[Website and app data records]
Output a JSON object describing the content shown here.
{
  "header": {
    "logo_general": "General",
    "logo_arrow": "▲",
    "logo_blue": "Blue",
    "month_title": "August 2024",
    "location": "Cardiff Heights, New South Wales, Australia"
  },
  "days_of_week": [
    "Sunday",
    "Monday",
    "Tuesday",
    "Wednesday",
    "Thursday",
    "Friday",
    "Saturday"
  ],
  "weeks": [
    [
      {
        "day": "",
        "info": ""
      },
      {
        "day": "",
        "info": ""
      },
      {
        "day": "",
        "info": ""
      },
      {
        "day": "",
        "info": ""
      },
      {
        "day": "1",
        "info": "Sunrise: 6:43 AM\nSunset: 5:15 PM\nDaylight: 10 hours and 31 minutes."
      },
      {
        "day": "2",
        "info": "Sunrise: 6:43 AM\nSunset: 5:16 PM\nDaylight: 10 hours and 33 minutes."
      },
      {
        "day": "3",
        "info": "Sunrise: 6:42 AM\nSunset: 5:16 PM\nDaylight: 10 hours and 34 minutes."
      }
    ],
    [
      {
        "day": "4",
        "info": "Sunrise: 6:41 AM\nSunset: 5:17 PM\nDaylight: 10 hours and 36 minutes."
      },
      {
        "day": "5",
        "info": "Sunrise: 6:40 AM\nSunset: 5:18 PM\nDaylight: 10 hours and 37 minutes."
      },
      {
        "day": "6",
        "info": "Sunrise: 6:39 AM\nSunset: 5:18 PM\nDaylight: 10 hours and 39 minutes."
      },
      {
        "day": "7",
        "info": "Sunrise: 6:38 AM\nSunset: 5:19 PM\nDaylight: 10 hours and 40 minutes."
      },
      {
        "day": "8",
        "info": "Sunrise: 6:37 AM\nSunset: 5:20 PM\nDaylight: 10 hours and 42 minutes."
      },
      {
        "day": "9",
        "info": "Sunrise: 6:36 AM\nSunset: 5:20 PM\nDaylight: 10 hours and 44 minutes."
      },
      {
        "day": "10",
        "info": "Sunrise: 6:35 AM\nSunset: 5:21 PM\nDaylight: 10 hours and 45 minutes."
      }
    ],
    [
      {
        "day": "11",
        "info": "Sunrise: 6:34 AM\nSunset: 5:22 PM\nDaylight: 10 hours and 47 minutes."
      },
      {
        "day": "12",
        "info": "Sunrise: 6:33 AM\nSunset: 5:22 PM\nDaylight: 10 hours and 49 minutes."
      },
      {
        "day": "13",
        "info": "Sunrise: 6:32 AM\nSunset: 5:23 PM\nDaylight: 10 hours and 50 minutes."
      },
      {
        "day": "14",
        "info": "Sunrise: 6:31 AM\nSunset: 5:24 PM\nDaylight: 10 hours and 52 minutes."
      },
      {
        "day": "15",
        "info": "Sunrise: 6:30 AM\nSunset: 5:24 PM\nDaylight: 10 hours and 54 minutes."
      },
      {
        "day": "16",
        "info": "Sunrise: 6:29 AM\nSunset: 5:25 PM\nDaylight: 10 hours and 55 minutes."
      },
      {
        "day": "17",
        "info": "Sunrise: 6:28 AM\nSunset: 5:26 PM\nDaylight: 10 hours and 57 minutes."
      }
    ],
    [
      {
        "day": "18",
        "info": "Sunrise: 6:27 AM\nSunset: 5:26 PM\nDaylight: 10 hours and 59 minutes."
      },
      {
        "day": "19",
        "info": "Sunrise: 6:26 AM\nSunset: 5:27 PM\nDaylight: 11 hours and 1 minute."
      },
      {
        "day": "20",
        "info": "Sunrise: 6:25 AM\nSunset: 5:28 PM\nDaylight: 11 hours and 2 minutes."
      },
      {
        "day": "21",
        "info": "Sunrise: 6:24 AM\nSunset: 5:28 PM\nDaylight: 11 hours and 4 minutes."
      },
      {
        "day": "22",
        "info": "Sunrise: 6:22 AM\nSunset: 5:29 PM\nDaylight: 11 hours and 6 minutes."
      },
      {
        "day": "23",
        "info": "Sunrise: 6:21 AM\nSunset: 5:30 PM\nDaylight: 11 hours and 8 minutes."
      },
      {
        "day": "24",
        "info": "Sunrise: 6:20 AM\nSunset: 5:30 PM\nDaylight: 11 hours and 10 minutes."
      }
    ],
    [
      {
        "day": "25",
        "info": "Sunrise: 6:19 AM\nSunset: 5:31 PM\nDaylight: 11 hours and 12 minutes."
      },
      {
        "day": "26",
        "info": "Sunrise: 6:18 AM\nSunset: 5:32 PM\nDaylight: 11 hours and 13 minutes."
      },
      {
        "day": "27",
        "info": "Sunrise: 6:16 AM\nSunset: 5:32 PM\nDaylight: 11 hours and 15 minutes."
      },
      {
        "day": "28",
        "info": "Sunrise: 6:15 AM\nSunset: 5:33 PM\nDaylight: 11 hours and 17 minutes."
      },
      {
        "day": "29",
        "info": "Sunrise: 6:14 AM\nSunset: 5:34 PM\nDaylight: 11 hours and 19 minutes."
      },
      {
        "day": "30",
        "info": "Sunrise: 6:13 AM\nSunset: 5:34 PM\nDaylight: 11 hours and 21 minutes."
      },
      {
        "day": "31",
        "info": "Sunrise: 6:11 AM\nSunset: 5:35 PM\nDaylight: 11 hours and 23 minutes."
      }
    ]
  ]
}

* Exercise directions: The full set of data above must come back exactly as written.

* Answer box:
Output a JSON object describing the content shown here.
{
  "header": {
    "logo_general": "General",
    "logo_arrow": "▲",
    "logo_blue": "Blue",
    "month_title": "August 2024",
    "location": "Cardiff Heights, New South Wales, Australia"
  },
  "days_of_week": [
    "Sunday",
    "Monday",
    "Tuesday",
    "Wednesday",
    "Thursday",
    "Friday",
    "Saturday"
  ],
  "weeks": [
    [
      {
        "day": "",
        "info": ""
      },
      {
        "day": "",
        "info": ""
      },
      {
        "day": "",
        "info": ""
      },
      {
        "day": "",
        "info": ""
      },
      {
        "day": "1",
        "info": "Sunrise: 6:43 AM\nSunset: 5:15 PM\nDaylight: 10 hours and 31 minutes."
      },
      {
        "day": "2",
        "info": "Sunrise: 6:43 AM\nSunset: 5:16 PM\nDaylight: 10 hours and 33 minutes."
      },
      {
        "day": "3",
        "info": "Sunrise: 6:42 AM\nSunset: 5:16 PM\nDaylight: 10 hours and 34 minutes."
      }
    ],
    [
      {
        "day": "4",
        "info": "Sunrise: 6:41 AM\nSunset: 5:17 PM\nDaylight: 10 hours and 36 minutes."
      },
      {
        "day": "5",
        "info": "Sunrise: 6:40 AM\nSunset: 5:18 PM\nDaylight: 10 hours and 37 minutes."
      },
      {
        "day": "6",
        "info": "Sunrise: 6:39 AM\nSunset: 5:18 PM\nDaylight: 10 hours and 39 minutes."
      },
      {
        "day": "7",
        "info": "Sunrise: 6:38 AM\nSunset: 5:19 PM\nDaylight: 10 hours and 40 minutes."
      },
      {
        "day": "8",
        "info": "Sunrise: 6:37 AM\nSunset: 5:20 PM\nDaylight: 10 hours and 42 minutes."
      },
      {
        "day": "9",
        "info": "Sunrise: 6:36 AM\nSunset: 5:20 PM\nDaylight: 10 hours and 44 minutes."
      },
      {
        "day": "10",
        "info": "Sunrise: 6:35 AM\nSunset: 5:21 PM\nDaylight: 10 hours and 45 minutes."
      }
    ],
    [
      {
        "day": "11",
        "info": "Sunrise: 6:34 AM\nSunset: 5:22 PM\nDaylight: 10 hours and 47 minutes."
      },
      {
        "day": "12",
        "info": "Sunrise: 6:33 AM\nSunset: 5:22 PM\nDaylight: 10 hours and 49 minutes."
      },
      {
        "day": "13",
        "info": "Sunrise: 6:32 AM\nSunset: 5:23 PM\nDaylight: 10 hours and 50 minutes."
      },
      {
        "day": "14",
        "info": "Sunrise: 6:31 AM\nSunset: 5:24 PM\nDaylight: 10 hours and 52 minutes."
      },
      {
        "day": "15",
        "info": "Sunrise: 6:30 AM\nSunset: 5:24 PM\nDaylight: 10 hours and 54 minutes."
      },
      {
        "day": "16",
        "info": "Sunrise: 6:29 AM\nSunset: 5:25 PM\nDaylight: 10 hours and 55 minutes."
      },
      {
        "day": "17",
        "info": "Sunrise: 6:28 AM\nSunset: 5:26 PM\nDaylight: 10 hours and 57 minutes."
      }
    ],
    [
      {
        "day": "18",
        "info": "Sunrise: 6:27 AM\nSunset: 5:26 PM\nDaylight: 10 hours and 59 minutes."
      },
      {
        "day": "19",
        "info": "Sunrise: 6:26 AM\nSunset: 5:27 PM\nDaylight: 11 hours and 1 minute."
      },
      {
        "day": "20",
        "info": "Sunrise: 6:25 AM\nSunset: 5:28 PM\nDaylight: 11 hours and 2 minutes."
      },
      {
        "day": "21",
        "info": "Sunrise: 6:24 AM\nSunset: 5:28 PM\nDaylight: 11 hours and 4 minutes."
      },
      {
        "day": "22",
        "info": "Sunrise: 6:22 AM\nSunset: 5:29 PM\nDaylight: 11 hours and 6 minutes."
      },
      {
        "day": "23",
        "info": "Sunrise: 6:21 AM\nSunset: 5:30 PM\nDaylight: 11 hours and 8 minutes."
      },
      {
        "day": "24",
        "info": "Sunrise: 6:20 AM\nSunset: 5:30 PM\nDaylight: 11 hours and 10 minutes."
      }
    ],
    [
      {
        "day": "25",
        "info": "Sunrise: 6:19 AM\nSunset: 5:31 PM\nDaylight: 11 hours and 12 minutes."
      },
      {
        "day": "26",
        "info": "Sunrise: 6:18 AM\nSunset: 5:32 PM\nDaylight: 11 hours and 13 minutes."
      },
      {
        "day": "27",
        "info": "Sunrise: 6:16 AM\nSunset: 5:32 PM\nDaylight: 11 hours and 15 minutes."
      },
      {
        "day": "28",
        "info": "Sunrise: 6:15 AM\nSunset: 5:33 PM\nDaylight: 11 hours and 17 minutes."
      },
      {
        "day": "29",
        "info": "Sunrise: 6:14 AM\nSunset: 5:34 PM\nDaylight: 11 hours and 19 minutes."
      },
      {
        "day": "30",
        "info": "Sunrise: 6:13 AM\nSunset: 5:34 PM\nDaylight: 11 hours and 21 minutes."
      },
      {
        "day": "31",
        "info": "Sunrise: 6:11 AM\nSunset: 5:35 PM\nDaylight: 11 hours and 23 minutes."
      }
    ]
  ]
}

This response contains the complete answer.